(Task data)

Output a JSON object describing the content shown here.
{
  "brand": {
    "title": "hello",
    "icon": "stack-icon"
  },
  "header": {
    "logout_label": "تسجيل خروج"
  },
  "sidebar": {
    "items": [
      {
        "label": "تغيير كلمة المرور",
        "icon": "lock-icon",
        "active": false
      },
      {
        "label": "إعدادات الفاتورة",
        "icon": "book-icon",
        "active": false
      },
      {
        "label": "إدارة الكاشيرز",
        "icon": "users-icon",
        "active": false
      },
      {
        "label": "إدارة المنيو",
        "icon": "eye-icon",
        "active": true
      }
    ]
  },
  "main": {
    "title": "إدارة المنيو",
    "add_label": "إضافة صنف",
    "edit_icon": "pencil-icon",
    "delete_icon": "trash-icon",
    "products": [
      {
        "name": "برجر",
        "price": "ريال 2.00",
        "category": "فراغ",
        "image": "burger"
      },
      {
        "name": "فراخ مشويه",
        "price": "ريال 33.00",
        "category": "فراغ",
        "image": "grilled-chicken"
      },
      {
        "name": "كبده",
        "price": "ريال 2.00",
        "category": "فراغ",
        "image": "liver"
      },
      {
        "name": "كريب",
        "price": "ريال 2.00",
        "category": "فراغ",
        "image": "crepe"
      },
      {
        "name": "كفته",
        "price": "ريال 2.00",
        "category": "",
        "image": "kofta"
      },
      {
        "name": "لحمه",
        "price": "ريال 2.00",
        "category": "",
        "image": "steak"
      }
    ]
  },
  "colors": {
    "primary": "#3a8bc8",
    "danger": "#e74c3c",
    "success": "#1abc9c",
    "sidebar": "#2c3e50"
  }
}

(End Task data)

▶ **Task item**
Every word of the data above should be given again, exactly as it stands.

▶ **Response to this task**
Output a JSON object describing the content shown here.
{
  "brand": {
    "title": "hello",
    "icon": "stack-icon"
  },
  "header": {
    "logout_label": "تسجيل خروج"
  },
  "sidebar": {
    "items": [
      {
        "label": "تغيير كلمة المرور",
        "icon": "lock-icon",
        "active": false
      },
      {
        "label": "إعدادات الفاتورة",
        "icon": "book-icon",
        "active": false
      },
      {
        "label": "إدارة الكاشيرز",
        "icon": "users-icon",
        "active": false
      },
      {
        "label": "إدارة المنيو",
        "icon": "eye-icon",
        "active": true
      }
    ]
  },
  "main": {
    "title": "إدارة المنيو",
    "add_label": "إضافة صنف",
    "edit_icon": "pencil-icon",
    "delete_icon": "trash-icon",
    "products": [
      {
        "name": "برجر",
        "price": "ريال 2.00",
        "category": "فراغ",
        "image": "burger"
      },
      {
        "name": "فراخ مشويه",
        "price": "ريال 33.00",
        "category": "فراغ",
        "image": "grilled-chicken"
      },
      {
        "name": "كبده",
        "price": "ريال 2.00",
        "category": "فراغ",
        "image": "liver"
      },
      {
        "name": "كريب",
        "price": "ريال 2.00",
        "category": "فراغ",
        "image": "crepe"
      },
      {
        "name": "كفته",
        "price": "ريال 2.00",
        "category": "",
        "image": "kofta"
      },
      {
        "name": "لحمه",
        "price": "ريال 2.00",
        "category": "",
        "image": "steak"
      }
    ]
  },
  "colors": {
    "primary": "#3a8bc8",
    "danger": "#e74c3c",
    "success": "#1abc9c",
    "sidebar": "#2c3e50"
  }
}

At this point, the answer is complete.